The goal is to develop the most cost-effective solution. How do you compare approaches before the system is built? The proof is in mission effectiveness, how well the system will perform the job it is designed to do. Mission Analysis is a technique to estimate this performance before even starting to build the system. Furthermore, Mission Analysis allows you to evaluate the full range of alternative approaches, and to select the one that gives the best mission performance for the least cost. Mission Analysis is a discipline that evaluates the full range of potential solutions to the needs of all stakeholders, and makes recommendations backed up by a quantitative, documented rationale.
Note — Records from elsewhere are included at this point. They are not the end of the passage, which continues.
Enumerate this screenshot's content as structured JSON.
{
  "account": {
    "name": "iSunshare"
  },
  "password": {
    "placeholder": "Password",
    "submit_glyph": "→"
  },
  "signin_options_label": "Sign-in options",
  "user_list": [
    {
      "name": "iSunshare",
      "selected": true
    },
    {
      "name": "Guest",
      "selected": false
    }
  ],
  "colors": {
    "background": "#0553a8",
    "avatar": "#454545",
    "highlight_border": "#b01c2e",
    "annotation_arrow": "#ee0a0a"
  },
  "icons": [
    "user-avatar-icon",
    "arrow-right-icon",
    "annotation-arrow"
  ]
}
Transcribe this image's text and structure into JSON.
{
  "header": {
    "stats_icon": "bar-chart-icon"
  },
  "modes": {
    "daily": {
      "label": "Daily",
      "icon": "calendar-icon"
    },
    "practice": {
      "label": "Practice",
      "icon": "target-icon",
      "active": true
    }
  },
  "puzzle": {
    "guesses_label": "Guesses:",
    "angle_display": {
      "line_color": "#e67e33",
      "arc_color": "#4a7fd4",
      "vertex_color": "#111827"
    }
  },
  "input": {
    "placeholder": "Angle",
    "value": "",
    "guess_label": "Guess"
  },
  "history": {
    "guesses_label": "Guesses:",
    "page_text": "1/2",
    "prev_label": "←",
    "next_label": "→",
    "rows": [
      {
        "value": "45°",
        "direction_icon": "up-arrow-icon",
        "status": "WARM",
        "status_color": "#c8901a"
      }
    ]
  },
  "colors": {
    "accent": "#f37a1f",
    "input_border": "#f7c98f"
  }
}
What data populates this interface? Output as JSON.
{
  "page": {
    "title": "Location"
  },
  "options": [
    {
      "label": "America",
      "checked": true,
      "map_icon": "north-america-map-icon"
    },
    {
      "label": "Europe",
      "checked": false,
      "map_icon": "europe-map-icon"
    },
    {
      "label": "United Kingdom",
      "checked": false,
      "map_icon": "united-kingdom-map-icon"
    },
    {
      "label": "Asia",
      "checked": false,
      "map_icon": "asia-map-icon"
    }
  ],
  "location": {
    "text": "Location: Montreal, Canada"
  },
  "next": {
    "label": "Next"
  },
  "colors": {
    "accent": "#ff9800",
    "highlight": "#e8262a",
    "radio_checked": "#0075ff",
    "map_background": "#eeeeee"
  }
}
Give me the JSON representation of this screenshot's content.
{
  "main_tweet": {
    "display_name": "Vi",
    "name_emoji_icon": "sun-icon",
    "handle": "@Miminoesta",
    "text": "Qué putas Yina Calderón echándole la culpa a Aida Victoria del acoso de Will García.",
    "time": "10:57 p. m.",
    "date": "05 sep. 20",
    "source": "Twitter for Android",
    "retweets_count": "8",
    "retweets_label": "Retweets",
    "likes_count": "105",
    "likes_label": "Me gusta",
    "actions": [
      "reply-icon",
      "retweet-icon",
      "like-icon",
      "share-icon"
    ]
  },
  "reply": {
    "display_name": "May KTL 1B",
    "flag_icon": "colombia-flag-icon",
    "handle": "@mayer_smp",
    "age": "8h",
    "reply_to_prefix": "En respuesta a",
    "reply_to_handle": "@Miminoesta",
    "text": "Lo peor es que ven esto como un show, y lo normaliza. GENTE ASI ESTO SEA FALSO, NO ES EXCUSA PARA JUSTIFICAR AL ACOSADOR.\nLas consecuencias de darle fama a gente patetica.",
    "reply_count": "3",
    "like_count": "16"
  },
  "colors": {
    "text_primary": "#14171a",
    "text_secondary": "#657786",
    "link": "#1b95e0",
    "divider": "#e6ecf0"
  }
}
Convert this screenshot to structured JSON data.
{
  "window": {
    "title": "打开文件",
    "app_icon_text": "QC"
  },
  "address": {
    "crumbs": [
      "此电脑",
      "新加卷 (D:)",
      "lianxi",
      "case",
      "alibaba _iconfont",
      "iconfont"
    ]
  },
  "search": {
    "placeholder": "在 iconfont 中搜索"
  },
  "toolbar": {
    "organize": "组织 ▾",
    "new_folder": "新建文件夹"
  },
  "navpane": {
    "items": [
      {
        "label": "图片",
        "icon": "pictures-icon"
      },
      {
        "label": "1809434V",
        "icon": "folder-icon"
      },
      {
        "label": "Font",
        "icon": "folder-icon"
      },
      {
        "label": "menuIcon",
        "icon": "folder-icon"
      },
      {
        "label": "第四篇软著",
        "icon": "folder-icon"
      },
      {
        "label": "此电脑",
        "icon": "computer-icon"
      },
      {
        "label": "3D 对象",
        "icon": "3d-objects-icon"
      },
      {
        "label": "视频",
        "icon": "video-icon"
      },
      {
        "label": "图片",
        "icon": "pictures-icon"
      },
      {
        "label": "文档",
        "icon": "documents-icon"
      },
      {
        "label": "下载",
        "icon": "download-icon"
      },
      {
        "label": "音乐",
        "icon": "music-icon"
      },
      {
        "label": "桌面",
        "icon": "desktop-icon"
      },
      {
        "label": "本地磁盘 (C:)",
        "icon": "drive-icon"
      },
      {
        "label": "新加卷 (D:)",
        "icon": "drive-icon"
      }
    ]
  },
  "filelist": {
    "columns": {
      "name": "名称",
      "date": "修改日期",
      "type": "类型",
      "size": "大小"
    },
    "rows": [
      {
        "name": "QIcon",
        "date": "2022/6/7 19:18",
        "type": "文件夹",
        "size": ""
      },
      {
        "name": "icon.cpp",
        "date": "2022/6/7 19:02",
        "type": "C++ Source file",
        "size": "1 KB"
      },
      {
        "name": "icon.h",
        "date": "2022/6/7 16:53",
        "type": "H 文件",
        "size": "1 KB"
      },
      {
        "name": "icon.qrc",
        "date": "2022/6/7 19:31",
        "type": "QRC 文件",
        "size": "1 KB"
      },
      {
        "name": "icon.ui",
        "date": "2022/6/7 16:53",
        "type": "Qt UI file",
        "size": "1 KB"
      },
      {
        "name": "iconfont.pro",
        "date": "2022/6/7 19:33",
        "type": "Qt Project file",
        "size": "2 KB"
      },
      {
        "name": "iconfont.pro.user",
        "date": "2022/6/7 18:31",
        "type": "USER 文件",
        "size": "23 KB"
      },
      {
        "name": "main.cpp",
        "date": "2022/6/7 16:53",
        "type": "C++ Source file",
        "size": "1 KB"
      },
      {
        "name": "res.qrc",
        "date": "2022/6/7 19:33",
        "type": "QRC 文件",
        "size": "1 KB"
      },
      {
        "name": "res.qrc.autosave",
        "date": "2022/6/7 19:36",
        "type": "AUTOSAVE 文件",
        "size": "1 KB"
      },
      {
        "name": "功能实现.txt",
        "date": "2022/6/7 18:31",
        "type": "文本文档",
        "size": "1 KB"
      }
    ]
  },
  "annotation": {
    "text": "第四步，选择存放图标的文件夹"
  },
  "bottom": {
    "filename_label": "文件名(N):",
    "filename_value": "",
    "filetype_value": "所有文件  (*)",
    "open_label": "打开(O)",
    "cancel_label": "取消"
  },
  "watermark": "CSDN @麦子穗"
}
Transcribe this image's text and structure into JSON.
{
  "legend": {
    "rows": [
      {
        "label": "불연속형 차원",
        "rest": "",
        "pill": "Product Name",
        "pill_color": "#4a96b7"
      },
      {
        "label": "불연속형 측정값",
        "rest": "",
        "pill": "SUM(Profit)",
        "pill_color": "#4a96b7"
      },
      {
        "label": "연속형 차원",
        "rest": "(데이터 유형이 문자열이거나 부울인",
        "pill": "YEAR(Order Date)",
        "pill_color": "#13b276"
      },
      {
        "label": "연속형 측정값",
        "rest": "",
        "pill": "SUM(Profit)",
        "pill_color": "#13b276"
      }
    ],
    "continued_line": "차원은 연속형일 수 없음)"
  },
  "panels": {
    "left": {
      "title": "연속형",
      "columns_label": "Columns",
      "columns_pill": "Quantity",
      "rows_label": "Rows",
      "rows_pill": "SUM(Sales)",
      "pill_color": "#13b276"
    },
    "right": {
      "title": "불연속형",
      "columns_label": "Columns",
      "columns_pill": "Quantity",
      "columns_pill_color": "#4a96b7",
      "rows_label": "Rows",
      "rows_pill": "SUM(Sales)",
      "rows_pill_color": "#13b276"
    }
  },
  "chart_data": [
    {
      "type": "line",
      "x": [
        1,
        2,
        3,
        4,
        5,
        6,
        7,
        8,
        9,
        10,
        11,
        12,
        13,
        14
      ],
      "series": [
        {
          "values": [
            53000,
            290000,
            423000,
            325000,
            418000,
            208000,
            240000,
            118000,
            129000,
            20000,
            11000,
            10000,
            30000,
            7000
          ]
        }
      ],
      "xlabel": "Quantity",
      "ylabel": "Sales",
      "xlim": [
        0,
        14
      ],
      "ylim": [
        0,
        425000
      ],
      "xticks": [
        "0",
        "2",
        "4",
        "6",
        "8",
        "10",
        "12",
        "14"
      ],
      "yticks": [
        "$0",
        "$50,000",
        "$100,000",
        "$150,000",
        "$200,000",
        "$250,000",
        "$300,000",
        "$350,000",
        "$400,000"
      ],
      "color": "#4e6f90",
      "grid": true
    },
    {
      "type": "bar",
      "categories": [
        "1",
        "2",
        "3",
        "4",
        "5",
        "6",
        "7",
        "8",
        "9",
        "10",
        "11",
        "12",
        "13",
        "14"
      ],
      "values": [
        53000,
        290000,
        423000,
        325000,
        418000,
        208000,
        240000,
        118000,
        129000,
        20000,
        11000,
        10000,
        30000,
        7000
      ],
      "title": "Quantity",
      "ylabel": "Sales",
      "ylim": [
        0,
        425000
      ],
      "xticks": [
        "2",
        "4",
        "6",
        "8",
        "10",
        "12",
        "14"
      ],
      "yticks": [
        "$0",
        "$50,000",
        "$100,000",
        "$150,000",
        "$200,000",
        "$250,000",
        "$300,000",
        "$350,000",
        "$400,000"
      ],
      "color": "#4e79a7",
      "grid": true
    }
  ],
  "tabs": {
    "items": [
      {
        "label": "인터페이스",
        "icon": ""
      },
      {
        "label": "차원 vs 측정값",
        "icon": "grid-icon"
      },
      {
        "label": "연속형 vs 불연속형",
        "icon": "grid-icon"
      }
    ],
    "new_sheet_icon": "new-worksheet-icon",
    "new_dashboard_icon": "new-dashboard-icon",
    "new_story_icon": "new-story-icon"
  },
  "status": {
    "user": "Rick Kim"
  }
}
What is mission analysis?
Mission Analysis, also called concept exploration or value engineering, is the first step of the systems engineering process. While requirements focus on "what" and design focuses on "how," mission analysis focuses on "why." You cannot solve a problem until you understand it.
Mission Analysis is the bridge between a possibly ill-defined need or mission and the high-level requirements and concept of operation from which the system will be developed. This points out the importance of starting with a well-understood need, since it determines everything else. Consequently, a major activity of Mission Analysis is often the elicitation, balancing, and documentation of needs. Military customers generally have already done much of this work, and provide it to the development team, but even then the mission analyst will need to flesh out such things as scenarios and threats. Then the mission analyst will develop and evaluate the full range of potential conceptual solutions to the need.
What is a mission?
The mission is the "why" of the system, its reason for being or purpose. This table gives examples of various types of systems and their missions.
There are two parts to mission analysis
The iterative description, documentation, and concurrence of system goals, constraints and measures of effectiveness
The identification of architectures, approaches, and subsystems that give the most "bang for the buck"
Here are examples of the types of results that can come out of mission analysis studies:
Why perform mission analysis?
Clarify customer needs
Find the "best" approach
Jacoby Consulting provides mission analysis services and training on an hourly or project basis. Please contact us to discuss your individual needs.